All of his friends were with him in the awful care facility one afternoon, and even in his poor health he felt rich, ‘the guys’ laughing and joking, telling stories from across the decades.
Perhaps this day will be even the hardest for the friends…I suspect they may have known him best, getting to see him through all of his roles as husband, father, boss, man.
A therapist at one of my clients, The Juniper Center, wrote a blog post in December about managing grief and remembering loved ones during the holidays. While I viewed the post abstractly at the time—my role to edit and post it, I realize now the post speaks to me as well.
The mere process of writing has made me laugh, think of memories and develop a plan. So, with January 17th unavoidably (I hope) coming, here are six ideas to honor the birthday of someone who has passed.
Go to a restaurant and order something awful.

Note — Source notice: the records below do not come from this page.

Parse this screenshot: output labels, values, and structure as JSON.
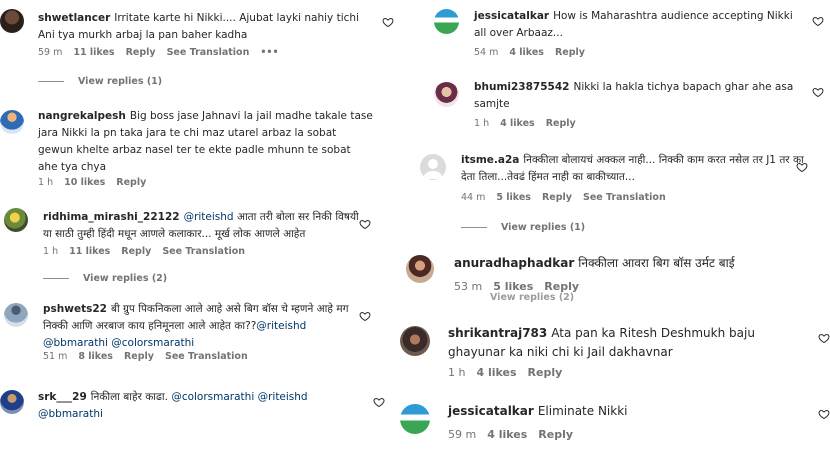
{
  "left": {
    "comments": [
      {
        "user": "shwetlancer",
        "text": "Irritate karte hi Nikki.... Ajubat layki nahiy tichi Ani tya murkh arbaj la pan baher kadha",
        "time": "59 m",
        "likes": "11 likes",
        "reply": "Reply",
        "extra": "See Translation",
        "more": "•••"
      },
      {
        "user": "nangrekalpesh",
        "text": "Big boss jase Jahnavi la jail madhe takale tase jara Nikki la pn taka jara te chi maz utarel arbaz la sobat gewun khelte arbaz nasel ter te ekte padle mhunn te sobat ahe tya chya",
        "time": "1 h",
        "likes": "10 likes",
        "reply": "Reply"
      },
      {
        "user": "ridhima_mirashi_22122",
        "mention": "@riteishd",
        "text": "आता तरी बोला सर निकी विषयी या साठी तुम्ही हिंदी मधून आणले कलाकार... मूर्ख लोक आणले आहेत",
        "time": "1 h",
        "likes": "11 likes",
        "reply": "Reply",
        "extra": "See Translation"
      },
      {
        "user": "pshwets22",
        "text": "बी ग्रुप पिकनिकला आले आहे असे बिग बॉस चे म्हणने आहे मग निक्की आणि अरबाज काय हनिमूनला आले आहेत का??",
        "mention": "@riteishd",
        "mention2": "@bbmarathi @colorsmarathi",
        "time": "51 m",
        "likes": "8 likes",
        "reply": "Reply",
        "extra": "See Translation"
      },
      {
        "user": "srk___29",
        "text": "निकीला बाहेर काढा.",
        "mention": "@colorsmarathi @riteishd",
        "mention2": "@bbmarathi"
      }
    ],
    "view_replies_1": "View replies (1)",
    "view_replies_2": "View replies (2)"
  },
  "right": {
    "comments": [
      {
        "user": "jessicatalkar",
        "text": "How is Maharashtra audience accepting Nikki all over Arbaaz...",
        "time": "54 m",
        "likes": "4 likes",
        "reply": "Reply"
      },
      {
        "user": "bhumi23875542",
        "text": "Nikki la hakla tichya bapach ghar ahe asa samjte",
        "time": "1 h",
        "likes": "4 likes",
        "reply": "Reply"
      },
      {
        "user": "itsme.a2a",
        "text": "निक्कीला बोलायचं अक्कल नाही... निक्की काम करत नसेल तर J1 तर का देता तिला...तेवढं हिंमत नाही का बाकीच्यात...",
        "time": "44 m",
        "likes": "5 likes",
        "reply": "Reply",
        "extra": "See Translation"
      },
      {
        "user": "anuradhaphadkar",
        "text": "निक्कीला आवरा बिग बॉस उर्मट बाई",
        "time": "53 m",
        "likes": "5 likes",
        "reply": "Reply"
      },
      {
        "user": "shrikantraj783",
        "text": "Ata pan ka Ritesh Deshmukh baju ghayunar ka niki chi ki Jail dakhavnar",
        "time": "1 h",
        "likes": "4 likes",
        "reply": "Reply"
      },
      {
        "user": "jessicatalkar",
        "text": "Eliminate Nikki",
        "time": "59 m",
        "likes": "4 likes",
        "reply": "Reply"
      }
    ],
    "view_replies_1": "View replies (1)",
    "view_replies_partial": "View replies (2)"
  },
  "colors": {
    "text": "#262626",
    "meta": "#737373",
    "mention": "#00376b",
    "background": "#ffffff"
  }
}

“I ordered the wrong thing” happened enough that my mom considered putting it on his tombstone. But it’s also something that makes my son laugh every time, thinking of a dinner out with my dad a year before he passed—when he ordered the Shrimp in Onion Cream sauce at LuLu’s Seafood & Dim Sum in St. Louis. It started as it often did, with him saying “I should order something different, try something new,” a wonderful and inspiring idea at 84. It never seemed to work out in implementation. Out of 164 items on a Chinese Restaurant menu—not sure how he landed on Shrimp in Onion Cream Sauce—that doesn’t even sound like it would be good. But, for someone to age and continue to want to learn new things and grow—I’d eat that recipe any time.
Have a “NuNu” meeting.

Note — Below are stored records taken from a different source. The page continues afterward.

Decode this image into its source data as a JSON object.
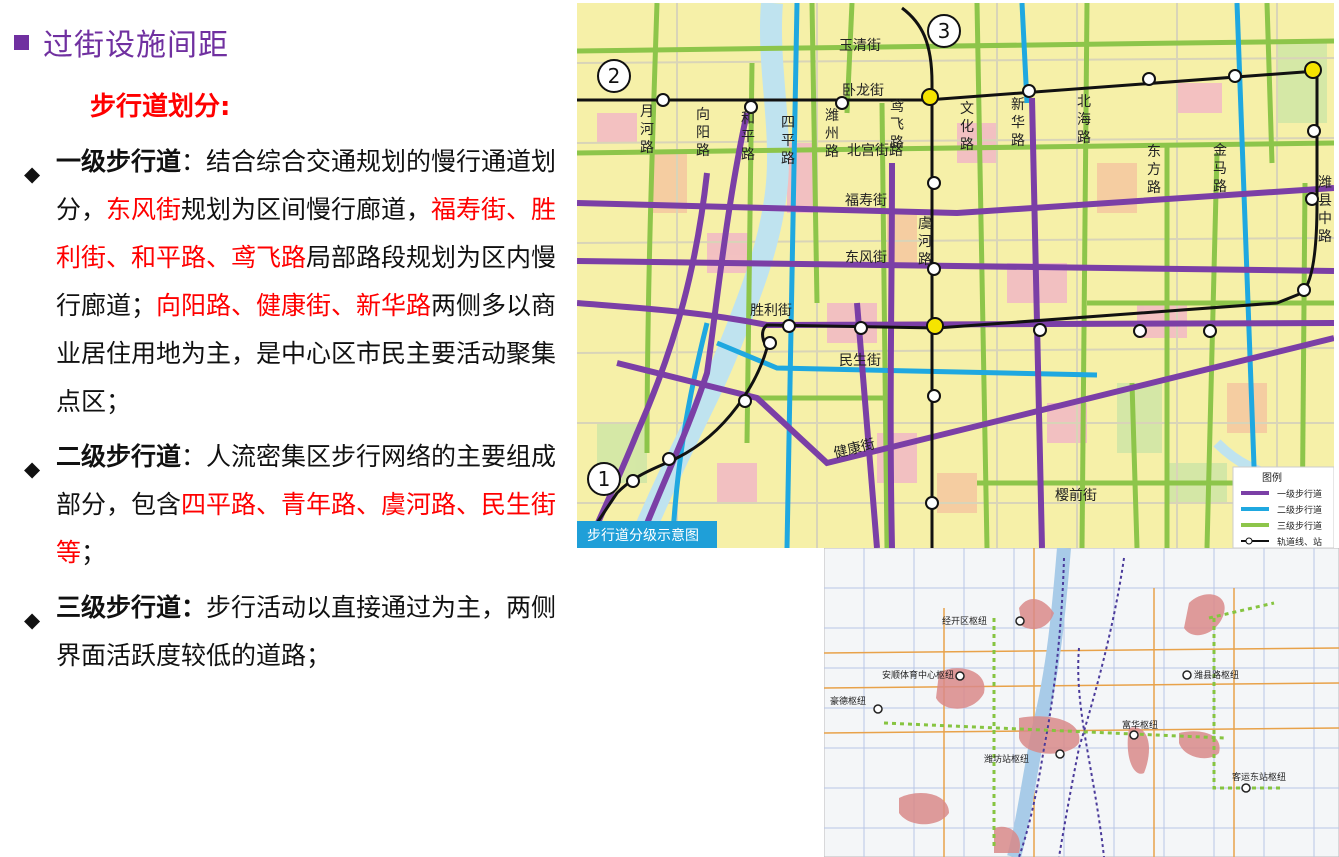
{
  "title": "过街设施间距",
  "subtitle": "步行道划分:",
  "bullets": {
    "b1": {
      "head": "一级步行道",
      "t1": "：结合综合交通规划的慢行通道划分，",
      "r1": "东风街",
      "t2": "规划为区间慢行廊道，",
      "r2": "福寿街、胜利街、和平路、鸢飞路",
      "t3": "局部路段规划为区内慢行廊道；",
      "r3": "向阳路、健康街、新华路",
      "t4": "两侧多以商业居住用地为主，是中心区市民主要活动聚集点区；"
    },
    "b2": {
      "head": "二级步行道",
      "t1": "：人流密集区步行网络的主要组成部分，包含",
      "r1": "四平路、青年路、虞河路、民生街等",
      "t2": "；"
    },
    "b3": {
      "head": "三级步行道：",
      "t1": "步行活动以直接通过为主，两侧界面活跃度较低的道路；"
    }
  },
  "map1": {
    "caption": "步行道分级示意图",
    "line_numbers": [
      "1",
      "2",
      "3"
    ],
    "street_labels": {
      "yuqing": "玉清街",
      "wolong": "卧龙街",
      "fushou": "福寿街",
      "dongfeng": "东风街",
      "shengli": "胜利街",
      "minsheng": "民生街",
      "jiankang": "健康街",
      "yingqian": "樱前街",
      "beigong": "北宫街路"
    },
    "road_labels": [
      {
        "id": "yuehe",
        "chars": [
          "月",
          "河",
          "路"
        ]
      },
      {
        "id": "xiangyang",
        "chars": [
          "向",
          "阳",
          "路"
        ]
      },
      {
        "id": "heping",
        "chars": [
          "和",
          "平",
          "路"
        ]
      },
      {
        "id": "siping",
        "chars": [
          "四",
          "平",
          "路"
        ]
      },
      {
        "id": "weizhou",
        "chars": [
          "潍",
          "州",
          "路"
        ]
      },
      {
        "id": "yuanfei",
        "chars": [
          "鸢",
          "飞",
          "路"
        ]
      },
      {
        "id": "wenhua",
        "chars": [
          "文",
          "化",
          "路"
        ]
      },
      {
        "id": "xinhua",
        "chars": [
          "新",
          "华",
          "路"
        ]
      },
      {
        "id": "beihai",
        "chars": [
          "北",
          "海",
          "路"
        ]
      },
      {
        "id": "dongfang",
        "chars": [
          "东",
          "方",
          "路"
        ]
      },
      {
        "id": "jinma",
        "chars": [
          "金",
          "马",
          "路"
        ]
      },
      {
        "id": "weixianzhong",
        "chars": [
          "潍",
          "县",
          "中",
          "路"
        ]
      },
      {
        "id": "yuhe",
        "chars": [
          "虞",
          "河",
          "路"
        ]
      }
    ],
    "legend": {
      "title": "图例",
      "items": [
        "一级步行道",
        "二级步行道",
        "三级步行道",
        "轨道线、站"
      ]
    },
    "colors": {
      "level1": "#7b3fa6",
      "level2": "#1fa8e0",
      "level3": "#8dc54a",
      "rail": "#111111",
      "station_hub": "#f5e400"
    }
  },
  "map2": {
    "hubs": [
      "经开区枢纽",
      "安顺体育中心枢纽",
      "豪德枢纽",
      "潍县路枢纽",
      "富华枢纽",
      "潍坊站枢纽",
      "客运东站枢纽"
    ]
  }
}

“NuNu” meetings were outings with dad when we were little girls. I was “queen of the NuNu’s,” which was a special treat as the middle daughter who didn’t always get the lead title. And speaking of treats—that was key to a successful NuNu meeting: a hike at Rockwoods Reservation in Missouri followed by a big ice cream cone was a classic outing. He inspired my love for nature and the outdoors and, of course, ice cream! I can still remember my sister’s surprise when the “stick” she announced was a snake in an attempt to scare me actually ended up being a snake.
Take political action (or at least yell at the TV.)

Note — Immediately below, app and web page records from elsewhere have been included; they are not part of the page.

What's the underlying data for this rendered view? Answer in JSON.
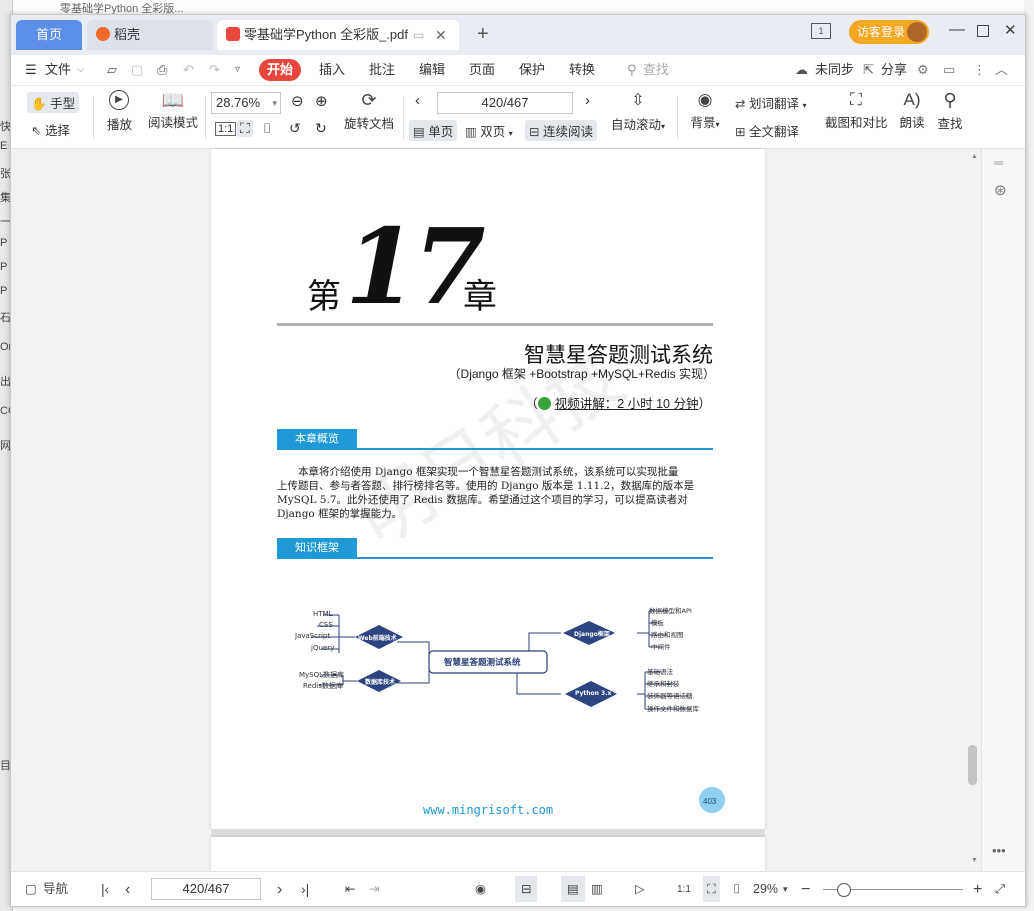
{
  "background": {
    "left_fragments": [
      "快",
      "E",
      "张",
      "集",
      "一",
      "P",
      "P",
      "P",
      "石",
      "On",
      "出",
      "CO",
      "网",
      "目"
    ],
    "top_fragment": "零基础学Python 全彩版..."
  },
  "titlebar": {
    "home_tab": "首页",
    "daoke_tab": "稻壳",
    "doc_tab": "零基础学Python 全彩版_.pdf",
    "new_tab": "+",
    "guest_login": "访客登录",
    "icons": [
      "panel-icon",
      "minimize-icon",
      "maximize-icon",
      "close-icon"
    ]
  },
  "menubar": {
    "file": "文件",
    "items": [
      "开始",
      "插入",
      "批注",
      "编辑",
      "页面",
      "保护",
      "转换"
    ],
    "active": "开始",
    "search_placeholder": "查找",
    "unsync": "未同步",
    "share": "分享"
  },
  "toolbar": {
    "hand": "手型",
    "select": "选择",
    "play": "播放",
    "read_mode": "阅读模式",
    "zoom": "28.76%",
    "rotate_doc": "旋转文档",
    "page_indicator": "420/467",
    "single_page": "单页",
    "double_page": "双页",
    "continuous": "连续阅读",
    "auto_scroll": "自动滚动",
    "background": "背景",
    "word_translate": "划词翻译",
    "full_translate": "全文翻译",
    "screenshot_compare": "截图和对比",
    "read_aloud": "朗读",
    "find": "查找"
  },
  "page": {
    "chapter_prefix": "第",
    "chapter_number": "17",
    "chapter_suffix": "章",
    "title": "智慧星答题测试系统",
    "subtitle": "（Django 框架 +Bootstrap +MySQL+Redis 实现）",
    "video": "视频讲解：2 小时 10 分钟",
    "video_paren_open": "（",
    "video_paren_close": "）",
    "watermark": "明日科技",
    "section1": "本章概览",
    "overview_lines": [
      "本章将介绍使用 Django 框架实现一个智慧星答题测试系统，该系统可以实现批量",
      "上传题目、参与者答题、排行榜排名等。使用的 Django 版本是 1.11.2，数据库的版本是",
      "MySQL 5.7。此外还使用了 Redis 数据库。希望通过这个项目的学习，可以提高读者对",
      "Django 框架的掌握能力。"
    ],
    "section2": "知识框架",
    "mindmap": {
      "center": "智慧星答题测试系统",
      "web_node": "Web前端技术",
      "web_leaves": [
        "HTML",
        "CSS",
        "JavaScript",
        "jQuery"
      ],
      "db_node": "数据库技术",
      "db_leaves": [
        "MySQL数据库",
        "Redis数据库"
      ],
      "django_node": "Django框架",
      "django_leaves": [
        "数据模型和API",
        "模板",
        "路由和视图",
        "中间件"
      ],
      "python_node": "Python 3.x",
      "python_leaves": [
        "基础语法",
        "继承和封装",
        "装饰器等语法糖",
        "操作文件和数据库"
      ]
    },
    "footer_url": "www.mingrisoft.com",
    "page_number": "403",
    "next_page_number": "1"
  },
  "statusbar": {
    "nav": "导航",
    "page_indicator": "420/467",
    "zoom": "29%",
    "colors": {
      "accent": "#1f9ad6",
      "active_menu": "#e9473e",
      "guest": "#f5a623",
      "home_tab": "#5b8ee6"
    }
  }
}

Even on his death bed, if you started talking about politics and what was happening with the “military industrial complex” or big business, politics and corruption or other such topics, my dad would get so riled you hardly knew he was sick. As previously mentioned, when we thought he still had a chance to recuperate at home I set up his blog so that he could warn the next generation to take action. He never had the chance to fill it, but he knew so much and supported with facts and details, and was so wise. “The price of democracy is eternal vigilance” was oft quoted by him. For me it’s “silence equals complicity.”
Given my love of intercultural traditions, I have to look at how others around the globe honor their dead. As with my approach to my own Judaism, I look at the actual celebrations or customs as ‘suggestions’ to create my own. With big meals and food offerings in many, perhaps going out for his favorite “sneak” meal (the one prohibited by his wife and apparently as I only found out recently eaten when out with my husband and son) would be a way to honor him. It will certainly make me smile, knowing he had a sense of humor, and a natural gift for connecting to others and building special bonds.